• Task brief
Please repeat the listing below in its entirety, exactly.
======== Material provided
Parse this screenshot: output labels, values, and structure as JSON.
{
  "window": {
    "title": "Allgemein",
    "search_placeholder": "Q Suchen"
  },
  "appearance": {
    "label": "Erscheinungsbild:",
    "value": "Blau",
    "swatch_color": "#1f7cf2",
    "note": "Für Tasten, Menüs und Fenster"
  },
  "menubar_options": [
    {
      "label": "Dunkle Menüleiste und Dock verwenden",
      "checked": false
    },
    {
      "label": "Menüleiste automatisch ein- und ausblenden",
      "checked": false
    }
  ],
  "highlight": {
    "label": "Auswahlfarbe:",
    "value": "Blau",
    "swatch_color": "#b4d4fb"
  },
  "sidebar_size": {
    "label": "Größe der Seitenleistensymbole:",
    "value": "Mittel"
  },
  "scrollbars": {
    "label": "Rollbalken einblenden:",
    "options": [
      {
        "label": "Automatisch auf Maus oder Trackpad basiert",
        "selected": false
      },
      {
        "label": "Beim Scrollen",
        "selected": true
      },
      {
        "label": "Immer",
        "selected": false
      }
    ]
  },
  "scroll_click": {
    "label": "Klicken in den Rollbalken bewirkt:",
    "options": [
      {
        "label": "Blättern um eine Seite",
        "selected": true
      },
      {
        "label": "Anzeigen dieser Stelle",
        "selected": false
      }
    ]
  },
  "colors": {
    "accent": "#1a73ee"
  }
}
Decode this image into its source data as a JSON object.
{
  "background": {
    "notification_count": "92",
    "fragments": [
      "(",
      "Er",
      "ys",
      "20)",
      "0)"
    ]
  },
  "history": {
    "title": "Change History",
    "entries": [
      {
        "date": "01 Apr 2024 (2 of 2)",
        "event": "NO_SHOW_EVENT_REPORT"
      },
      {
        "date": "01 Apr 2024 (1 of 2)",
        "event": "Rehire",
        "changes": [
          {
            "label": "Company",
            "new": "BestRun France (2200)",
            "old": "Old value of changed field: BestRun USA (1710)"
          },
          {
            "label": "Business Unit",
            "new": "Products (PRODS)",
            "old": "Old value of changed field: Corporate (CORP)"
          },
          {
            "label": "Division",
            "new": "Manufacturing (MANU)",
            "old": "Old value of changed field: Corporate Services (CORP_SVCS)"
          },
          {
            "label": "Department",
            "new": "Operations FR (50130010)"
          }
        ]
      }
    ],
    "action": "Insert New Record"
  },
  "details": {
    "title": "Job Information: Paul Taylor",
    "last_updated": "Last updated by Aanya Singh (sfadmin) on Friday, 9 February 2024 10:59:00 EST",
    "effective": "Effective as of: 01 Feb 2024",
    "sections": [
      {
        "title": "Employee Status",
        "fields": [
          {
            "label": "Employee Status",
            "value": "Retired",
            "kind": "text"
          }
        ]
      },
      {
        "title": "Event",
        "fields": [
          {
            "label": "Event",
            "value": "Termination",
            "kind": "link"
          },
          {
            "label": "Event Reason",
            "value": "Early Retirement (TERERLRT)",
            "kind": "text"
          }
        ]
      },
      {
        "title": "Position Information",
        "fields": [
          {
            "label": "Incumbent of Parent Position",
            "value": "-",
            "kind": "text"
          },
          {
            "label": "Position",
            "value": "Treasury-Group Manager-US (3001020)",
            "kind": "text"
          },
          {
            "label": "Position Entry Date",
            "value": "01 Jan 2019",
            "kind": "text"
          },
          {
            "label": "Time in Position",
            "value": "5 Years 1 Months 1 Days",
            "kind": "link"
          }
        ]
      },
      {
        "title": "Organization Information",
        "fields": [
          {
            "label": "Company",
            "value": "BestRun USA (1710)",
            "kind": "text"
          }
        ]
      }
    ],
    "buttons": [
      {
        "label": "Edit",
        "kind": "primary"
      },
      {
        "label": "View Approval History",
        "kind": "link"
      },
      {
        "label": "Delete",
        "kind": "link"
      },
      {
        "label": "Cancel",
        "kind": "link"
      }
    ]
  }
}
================
• Output below
Parse this screenshot: output labels, values, and structure as JSON.
{
  "window": {
    "title": "Allgemein",
    "search_placeholder": "Q Suchen"
  },
  "appearance": {
    "label": "Erscheinungsbild:",
    "value": "Blau",
    "swatch_color": "#1f7cf2",
    "note": "Für Tasten, Menüs und Fenster"
  },
  "menubar_options": [
    {
      "label": "Dunkle Menüleiste und Dock verwenden",
      "checked": false
    },
    {
      "label": "Menüleiste automatisch ein- und ausblenden",
      "checked": false
    }
  ],
  "highlight": {
    "label": "Auswahlfarbe:",
    "value": "Blau",
    "swatch_color": "#b4d4fb"
  },
  "sidebar_size": {
    "label": "Größe der Seitenleistensymbole:",
    "value": "Mittel"
  },
  "scrollbars": {
    "label": "Rollbalken einblenden:",
    "options": [
      {
        "label": "Automatisch auf Maus oder Trackpad basiert",
        "selected": false
      },
      {
        "label": "Beim Scrollen",
        "selected": true
      },
      {
        "label": "Immer",
        "selected": false
      }
    ]
  },
  "scroll_click": {
    "label": "Klicken in den Rollbalken bewirkt:",
    "options": [
      {
        "label": "Blättern um eine Seite",
        "selected": true
      },
      {
        "label": "Anzeigen dieser Stelle",
        "selected": false
      }
    ]
  },
  "colors": {
    "accent": "#1a73ee"
  }
}
Decode this image into its source data as a JSON object.
{
  "background": {
    "notification_count": "92",
    "fragments": [
      "(",
      "Er",
      "ys",
      "20)",
      "0)"
    ]
  },
  "history": {
    "title": "Change History",
    "entries": [
      {
        "date": "01 Apr 2024 (2 of 2)",
        "event": "NO_SHOW_EVENT_REPORT"
      },
      {
        "date": "01 Apr 2024 (1 of 2)",
        "event": "Rehire",
        "changes": [
          {
            "label": "Company",
            "new": "BestRun France (2200)",
            "old": "Old value of changed field: BestRun USA (1710)"
          },
          {
            "label": "Business Unit",
            "new": "Products (PRODS)",
            "old": "Old value of changed field: Corporate (CORP)"
          },
          {
            "label": "Division",
            "new": "Manufacturing (MANU)",
            "old": "Old value of changed field: Corporate Services (CORP_SVCS)"
          },
          {
            "label": "Department",
            "new": "Operations FR (50130010)"
          }
        ]
      }
    ],
    "action": "Insert New Record"
  },
  "details": {
    "title": "Job Information: Paul Taylor",
    "last_updated": "Last updated by Aanya Singh (sfadmin) on Friday, 9 February 2024 10:59:00 EST",
    "effective": "Effective as of: 01 Feb 2024",
    "sections": [
      {
        "title": "Employee Status",
        "fields": [
          {
            "label": "Employee Status",
            "value": "Retired",
            "kind": "text"
          }
        ]
      },
      {
        "title": "Event",
        "fields": [
          {
            "label": "Event",
            "value": "Termination",
            "kind": "link"
          },
          {
            "label": "Event Reason",
            "value": "Early Retirement (TERERLRT)",
            "kind": "text"
          }
        ]
      },
      {
        "title": "Position Information",
        "fields": [
          {
            "label": "Incumbent of Parent Position",
            "value": "-",
            "kind": "text"
          },
          {
            "label": "Position",
            "value": "Treasury-Group Manager-US (3001020)",
            "kind": "text"
          },
          {
            "label": "Position Entry Date",
            "value": "01 Jan 2019",
            "kind": "text"
          },
          {
            "label": "Time in Position",
            "value": "5 Years 1 Months 1 Days",
            "kind": "link"
          }
        ]
      },
      {
        "title": "Organization Information",
        "fields": [
          {
            "label": "Company",
            "value": "BestRun USA (1710)",
            "kind": "text"
          }
        ]
      }
    ],
    "buttons": [
      {
        "label": "Edit",
        "kind": "primary"
      },
      {
        "label": "View Approval History",
        "kind": "link"
      },
      {
        "label": "Delete",
        "kind": "link"
      },
      {
        "label": "Cancel",
        "kind": "link"
      }
    ]
  }
}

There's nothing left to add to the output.